[INFORMATION]

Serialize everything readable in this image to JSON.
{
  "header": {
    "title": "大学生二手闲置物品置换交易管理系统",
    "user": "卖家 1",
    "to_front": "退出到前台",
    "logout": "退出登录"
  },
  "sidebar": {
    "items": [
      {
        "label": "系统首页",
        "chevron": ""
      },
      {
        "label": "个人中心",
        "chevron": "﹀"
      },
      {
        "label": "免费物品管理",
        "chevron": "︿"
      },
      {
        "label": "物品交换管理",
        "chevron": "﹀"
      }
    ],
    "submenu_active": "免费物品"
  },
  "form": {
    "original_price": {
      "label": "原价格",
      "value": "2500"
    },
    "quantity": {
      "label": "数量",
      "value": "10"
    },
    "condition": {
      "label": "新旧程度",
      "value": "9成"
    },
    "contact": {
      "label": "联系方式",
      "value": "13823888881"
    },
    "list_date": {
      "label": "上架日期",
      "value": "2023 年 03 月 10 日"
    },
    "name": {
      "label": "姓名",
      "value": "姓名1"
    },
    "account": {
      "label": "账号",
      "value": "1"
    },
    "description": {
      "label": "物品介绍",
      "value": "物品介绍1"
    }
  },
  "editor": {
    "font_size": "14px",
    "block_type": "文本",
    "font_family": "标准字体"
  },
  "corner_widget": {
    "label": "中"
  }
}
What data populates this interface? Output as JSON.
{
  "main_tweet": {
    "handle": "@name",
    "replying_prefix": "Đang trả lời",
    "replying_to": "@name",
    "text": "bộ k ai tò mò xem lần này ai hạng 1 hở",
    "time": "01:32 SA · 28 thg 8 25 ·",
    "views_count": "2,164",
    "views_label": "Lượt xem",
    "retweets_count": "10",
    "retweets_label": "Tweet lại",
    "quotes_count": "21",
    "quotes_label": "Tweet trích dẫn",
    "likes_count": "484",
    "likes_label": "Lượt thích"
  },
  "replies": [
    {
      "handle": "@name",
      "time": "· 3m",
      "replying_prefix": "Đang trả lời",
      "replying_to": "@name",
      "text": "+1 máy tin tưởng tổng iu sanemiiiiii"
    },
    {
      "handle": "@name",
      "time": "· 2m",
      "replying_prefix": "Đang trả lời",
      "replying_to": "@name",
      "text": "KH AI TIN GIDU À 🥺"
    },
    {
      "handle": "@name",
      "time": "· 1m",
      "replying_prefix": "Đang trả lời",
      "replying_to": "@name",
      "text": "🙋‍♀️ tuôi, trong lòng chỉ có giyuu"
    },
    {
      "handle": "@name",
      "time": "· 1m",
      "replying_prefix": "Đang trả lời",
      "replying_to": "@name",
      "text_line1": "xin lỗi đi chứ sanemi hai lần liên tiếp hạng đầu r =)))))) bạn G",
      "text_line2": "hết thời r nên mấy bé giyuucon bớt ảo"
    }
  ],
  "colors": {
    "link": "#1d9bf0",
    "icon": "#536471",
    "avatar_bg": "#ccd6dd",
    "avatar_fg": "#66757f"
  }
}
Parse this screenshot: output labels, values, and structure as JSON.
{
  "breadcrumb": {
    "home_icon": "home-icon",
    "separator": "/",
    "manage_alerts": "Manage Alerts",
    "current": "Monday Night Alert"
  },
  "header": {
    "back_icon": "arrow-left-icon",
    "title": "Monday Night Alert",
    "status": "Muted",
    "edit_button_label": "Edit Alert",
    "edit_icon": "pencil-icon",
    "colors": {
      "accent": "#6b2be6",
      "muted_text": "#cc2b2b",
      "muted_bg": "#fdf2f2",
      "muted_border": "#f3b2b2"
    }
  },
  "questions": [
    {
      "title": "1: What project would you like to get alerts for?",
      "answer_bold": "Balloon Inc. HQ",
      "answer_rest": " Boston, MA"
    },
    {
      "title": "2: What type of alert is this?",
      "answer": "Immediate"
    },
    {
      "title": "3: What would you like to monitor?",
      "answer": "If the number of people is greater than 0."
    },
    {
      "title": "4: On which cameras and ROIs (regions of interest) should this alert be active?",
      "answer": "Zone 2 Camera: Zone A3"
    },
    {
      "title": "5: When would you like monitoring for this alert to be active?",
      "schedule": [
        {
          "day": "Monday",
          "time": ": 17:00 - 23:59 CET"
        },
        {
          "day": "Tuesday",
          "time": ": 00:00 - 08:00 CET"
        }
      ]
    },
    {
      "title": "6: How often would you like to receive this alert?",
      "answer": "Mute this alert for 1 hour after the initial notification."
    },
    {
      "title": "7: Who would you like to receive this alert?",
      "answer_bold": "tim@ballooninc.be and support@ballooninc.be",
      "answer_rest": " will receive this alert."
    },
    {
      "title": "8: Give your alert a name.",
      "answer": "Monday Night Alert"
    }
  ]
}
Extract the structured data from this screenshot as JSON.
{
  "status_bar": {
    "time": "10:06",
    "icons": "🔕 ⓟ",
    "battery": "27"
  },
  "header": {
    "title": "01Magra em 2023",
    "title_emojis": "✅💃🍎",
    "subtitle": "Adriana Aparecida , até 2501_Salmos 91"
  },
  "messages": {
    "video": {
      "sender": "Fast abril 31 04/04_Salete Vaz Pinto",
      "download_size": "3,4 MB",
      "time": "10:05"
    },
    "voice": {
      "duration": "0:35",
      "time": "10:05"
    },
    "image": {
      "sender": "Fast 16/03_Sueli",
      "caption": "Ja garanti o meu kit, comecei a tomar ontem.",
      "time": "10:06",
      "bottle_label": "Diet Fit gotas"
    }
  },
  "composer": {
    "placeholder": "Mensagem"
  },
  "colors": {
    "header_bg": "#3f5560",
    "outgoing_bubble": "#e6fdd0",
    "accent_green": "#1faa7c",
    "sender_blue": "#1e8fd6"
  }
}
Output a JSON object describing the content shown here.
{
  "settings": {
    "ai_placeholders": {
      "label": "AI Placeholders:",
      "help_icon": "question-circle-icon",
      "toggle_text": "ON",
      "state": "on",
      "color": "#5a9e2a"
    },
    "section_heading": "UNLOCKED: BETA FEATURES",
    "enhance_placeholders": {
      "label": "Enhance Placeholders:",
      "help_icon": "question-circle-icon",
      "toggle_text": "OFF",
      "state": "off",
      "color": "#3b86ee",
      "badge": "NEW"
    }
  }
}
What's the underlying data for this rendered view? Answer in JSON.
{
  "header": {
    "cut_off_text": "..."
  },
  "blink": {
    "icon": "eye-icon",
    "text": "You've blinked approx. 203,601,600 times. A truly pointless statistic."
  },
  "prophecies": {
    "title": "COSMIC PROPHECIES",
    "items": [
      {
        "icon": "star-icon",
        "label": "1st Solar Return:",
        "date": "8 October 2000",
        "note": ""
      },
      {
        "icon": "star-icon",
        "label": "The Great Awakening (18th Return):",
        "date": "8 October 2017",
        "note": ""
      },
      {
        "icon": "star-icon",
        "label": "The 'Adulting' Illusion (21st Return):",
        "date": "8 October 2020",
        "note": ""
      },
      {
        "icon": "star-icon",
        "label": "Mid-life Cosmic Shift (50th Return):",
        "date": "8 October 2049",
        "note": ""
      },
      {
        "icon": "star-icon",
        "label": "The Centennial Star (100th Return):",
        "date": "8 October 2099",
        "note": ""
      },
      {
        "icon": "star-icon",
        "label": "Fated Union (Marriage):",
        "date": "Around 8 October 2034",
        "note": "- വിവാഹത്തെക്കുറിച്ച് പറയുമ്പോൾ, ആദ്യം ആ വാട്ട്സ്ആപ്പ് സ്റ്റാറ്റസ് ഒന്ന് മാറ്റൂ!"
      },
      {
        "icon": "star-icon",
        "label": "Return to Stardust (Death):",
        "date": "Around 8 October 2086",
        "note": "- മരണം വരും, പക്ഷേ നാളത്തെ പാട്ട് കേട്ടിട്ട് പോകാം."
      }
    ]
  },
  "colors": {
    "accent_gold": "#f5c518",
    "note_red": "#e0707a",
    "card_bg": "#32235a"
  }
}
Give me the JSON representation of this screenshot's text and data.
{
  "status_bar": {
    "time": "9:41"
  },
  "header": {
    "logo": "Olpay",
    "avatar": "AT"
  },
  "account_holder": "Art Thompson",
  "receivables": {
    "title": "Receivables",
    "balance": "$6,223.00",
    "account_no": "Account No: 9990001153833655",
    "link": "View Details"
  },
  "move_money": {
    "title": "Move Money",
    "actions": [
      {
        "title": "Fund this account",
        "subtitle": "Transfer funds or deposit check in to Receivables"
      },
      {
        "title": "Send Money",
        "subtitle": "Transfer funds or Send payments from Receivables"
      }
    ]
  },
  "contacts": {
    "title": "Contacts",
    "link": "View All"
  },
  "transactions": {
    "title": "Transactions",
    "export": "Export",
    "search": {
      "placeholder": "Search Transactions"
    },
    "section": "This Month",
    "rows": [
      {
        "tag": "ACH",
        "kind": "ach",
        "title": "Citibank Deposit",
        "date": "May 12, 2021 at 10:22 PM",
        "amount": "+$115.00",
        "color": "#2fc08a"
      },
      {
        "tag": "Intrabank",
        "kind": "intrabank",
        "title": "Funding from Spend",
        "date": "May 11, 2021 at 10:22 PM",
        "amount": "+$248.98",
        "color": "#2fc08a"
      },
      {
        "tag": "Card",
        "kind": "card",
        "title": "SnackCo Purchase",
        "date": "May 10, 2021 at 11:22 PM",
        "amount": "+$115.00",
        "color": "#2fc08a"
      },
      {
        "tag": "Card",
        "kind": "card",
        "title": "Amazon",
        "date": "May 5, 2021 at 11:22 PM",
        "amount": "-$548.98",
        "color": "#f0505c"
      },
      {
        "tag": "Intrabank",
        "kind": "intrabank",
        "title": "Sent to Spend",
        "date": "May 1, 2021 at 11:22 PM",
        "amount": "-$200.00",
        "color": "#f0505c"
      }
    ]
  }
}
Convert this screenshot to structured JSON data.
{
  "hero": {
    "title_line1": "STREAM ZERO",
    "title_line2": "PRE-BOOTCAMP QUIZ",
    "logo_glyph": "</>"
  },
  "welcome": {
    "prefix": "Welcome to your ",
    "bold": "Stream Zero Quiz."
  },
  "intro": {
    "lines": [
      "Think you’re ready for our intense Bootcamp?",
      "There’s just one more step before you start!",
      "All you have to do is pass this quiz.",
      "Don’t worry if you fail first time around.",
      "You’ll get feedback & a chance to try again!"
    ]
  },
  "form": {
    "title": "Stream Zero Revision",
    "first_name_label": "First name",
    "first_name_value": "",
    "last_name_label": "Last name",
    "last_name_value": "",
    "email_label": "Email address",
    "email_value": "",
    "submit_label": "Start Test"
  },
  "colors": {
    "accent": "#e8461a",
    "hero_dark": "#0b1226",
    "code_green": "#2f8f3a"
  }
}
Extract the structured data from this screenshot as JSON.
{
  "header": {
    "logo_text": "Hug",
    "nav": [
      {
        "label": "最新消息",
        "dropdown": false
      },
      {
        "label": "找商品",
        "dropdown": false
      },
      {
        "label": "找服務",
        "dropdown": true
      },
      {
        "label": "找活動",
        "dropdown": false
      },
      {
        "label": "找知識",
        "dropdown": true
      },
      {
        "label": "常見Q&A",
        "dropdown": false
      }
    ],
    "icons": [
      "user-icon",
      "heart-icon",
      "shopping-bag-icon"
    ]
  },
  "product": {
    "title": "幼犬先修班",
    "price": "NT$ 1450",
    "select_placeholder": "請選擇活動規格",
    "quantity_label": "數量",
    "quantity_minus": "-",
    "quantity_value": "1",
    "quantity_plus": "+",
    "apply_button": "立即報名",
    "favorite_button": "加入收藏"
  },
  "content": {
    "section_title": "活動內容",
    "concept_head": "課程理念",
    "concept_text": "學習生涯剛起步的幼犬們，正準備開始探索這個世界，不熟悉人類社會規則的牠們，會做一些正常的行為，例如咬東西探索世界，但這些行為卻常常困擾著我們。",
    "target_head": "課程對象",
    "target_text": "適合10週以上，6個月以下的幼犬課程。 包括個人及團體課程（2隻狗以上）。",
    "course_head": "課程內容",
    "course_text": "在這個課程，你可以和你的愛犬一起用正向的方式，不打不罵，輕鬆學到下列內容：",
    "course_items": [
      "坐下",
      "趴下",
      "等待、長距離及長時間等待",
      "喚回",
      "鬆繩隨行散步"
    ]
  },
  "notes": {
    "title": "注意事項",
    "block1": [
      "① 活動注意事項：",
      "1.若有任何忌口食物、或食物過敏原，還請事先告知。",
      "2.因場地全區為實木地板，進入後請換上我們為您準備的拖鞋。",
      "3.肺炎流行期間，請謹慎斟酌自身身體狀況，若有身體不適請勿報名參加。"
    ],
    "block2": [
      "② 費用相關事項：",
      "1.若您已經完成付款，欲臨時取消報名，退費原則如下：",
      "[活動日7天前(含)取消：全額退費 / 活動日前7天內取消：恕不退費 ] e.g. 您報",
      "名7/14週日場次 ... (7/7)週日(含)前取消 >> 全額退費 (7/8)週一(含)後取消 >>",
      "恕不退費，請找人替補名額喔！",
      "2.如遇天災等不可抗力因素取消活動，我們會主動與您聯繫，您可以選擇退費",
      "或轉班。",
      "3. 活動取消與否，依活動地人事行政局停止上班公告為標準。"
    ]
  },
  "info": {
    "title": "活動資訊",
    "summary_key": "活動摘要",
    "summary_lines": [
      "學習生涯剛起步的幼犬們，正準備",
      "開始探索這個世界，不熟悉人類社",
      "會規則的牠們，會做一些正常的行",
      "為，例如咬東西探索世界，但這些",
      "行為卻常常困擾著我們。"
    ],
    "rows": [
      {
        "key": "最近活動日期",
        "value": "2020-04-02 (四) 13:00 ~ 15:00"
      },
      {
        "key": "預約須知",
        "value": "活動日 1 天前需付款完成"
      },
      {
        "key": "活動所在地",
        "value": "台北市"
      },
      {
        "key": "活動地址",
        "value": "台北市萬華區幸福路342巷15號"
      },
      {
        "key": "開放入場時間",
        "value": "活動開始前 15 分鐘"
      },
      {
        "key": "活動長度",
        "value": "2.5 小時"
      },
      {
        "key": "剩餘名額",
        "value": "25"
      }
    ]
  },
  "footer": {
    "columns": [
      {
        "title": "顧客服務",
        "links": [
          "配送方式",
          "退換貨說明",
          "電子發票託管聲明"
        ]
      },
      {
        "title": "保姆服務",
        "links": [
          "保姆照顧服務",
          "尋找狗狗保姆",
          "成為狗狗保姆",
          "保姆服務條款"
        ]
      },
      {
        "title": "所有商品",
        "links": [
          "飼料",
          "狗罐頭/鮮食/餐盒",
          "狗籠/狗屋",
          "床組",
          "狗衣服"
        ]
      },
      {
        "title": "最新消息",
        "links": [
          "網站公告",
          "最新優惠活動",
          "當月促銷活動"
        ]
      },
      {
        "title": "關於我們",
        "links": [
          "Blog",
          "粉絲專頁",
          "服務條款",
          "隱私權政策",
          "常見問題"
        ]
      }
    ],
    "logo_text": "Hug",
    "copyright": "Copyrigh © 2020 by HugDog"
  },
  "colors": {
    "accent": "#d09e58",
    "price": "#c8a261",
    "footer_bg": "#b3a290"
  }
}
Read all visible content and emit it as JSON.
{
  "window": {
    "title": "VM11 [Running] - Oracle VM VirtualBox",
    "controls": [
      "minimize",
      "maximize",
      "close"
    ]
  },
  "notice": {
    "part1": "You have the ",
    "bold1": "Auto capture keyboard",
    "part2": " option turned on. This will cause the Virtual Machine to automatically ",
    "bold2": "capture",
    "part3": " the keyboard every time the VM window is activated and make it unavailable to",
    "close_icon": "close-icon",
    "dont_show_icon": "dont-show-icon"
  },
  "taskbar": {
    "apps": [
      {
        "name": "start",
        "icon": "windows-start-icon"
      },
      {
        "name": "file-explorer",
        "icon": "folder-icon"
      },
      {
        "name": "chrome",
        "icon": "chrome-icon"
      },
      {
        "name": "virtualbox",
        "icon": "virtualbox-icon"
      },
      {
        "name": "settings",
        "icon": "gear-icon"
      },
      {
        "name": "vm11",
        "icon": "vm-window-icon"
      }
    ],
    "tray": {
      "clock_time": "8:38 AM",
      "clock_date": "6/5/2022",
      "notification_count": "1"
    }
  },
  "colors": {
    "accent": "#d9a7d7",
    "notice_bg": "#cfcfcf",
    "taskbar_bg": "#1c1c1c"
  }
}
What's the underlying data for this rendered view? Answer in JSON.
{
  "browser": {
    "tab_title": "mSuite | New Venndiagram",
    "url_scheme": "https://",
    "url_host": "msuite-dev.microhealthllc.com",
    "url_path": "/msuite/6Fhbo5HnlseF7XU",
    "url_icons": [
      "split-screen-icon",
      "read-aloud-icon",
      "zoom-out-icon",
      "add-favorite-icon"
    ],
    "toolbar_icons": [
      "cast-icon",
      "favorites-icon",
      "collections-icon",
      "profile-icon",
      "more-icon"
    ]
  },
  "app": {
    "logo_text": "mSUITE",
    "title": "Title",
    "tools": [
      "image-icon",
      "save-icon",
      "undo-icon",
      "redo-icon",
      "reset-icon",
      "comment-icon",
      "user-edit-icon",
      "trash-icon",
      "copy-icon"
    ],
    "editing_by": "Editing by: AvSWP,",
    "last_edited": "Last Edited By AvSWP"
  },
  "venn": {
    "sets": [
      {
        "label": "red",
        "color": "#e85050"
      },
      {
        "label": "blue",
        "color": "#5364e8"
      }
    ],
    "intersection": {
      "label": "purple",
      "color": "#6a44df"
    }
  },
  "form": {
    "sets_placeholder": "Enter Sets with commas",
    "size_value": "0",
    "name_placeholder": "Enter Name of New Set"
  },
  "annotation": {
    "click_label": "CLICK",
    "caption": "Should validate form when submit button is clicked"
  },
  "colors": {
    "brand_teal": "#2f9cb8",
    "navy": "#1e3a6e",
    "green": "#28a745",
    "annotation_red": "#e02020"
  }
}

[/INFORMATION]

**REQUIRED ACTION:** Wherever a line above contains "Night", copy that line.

**RESULT:**
    "current": "Monday Night Alert"
    "title": "Monday Night Alert",
      "answer": "Monday Night Alert"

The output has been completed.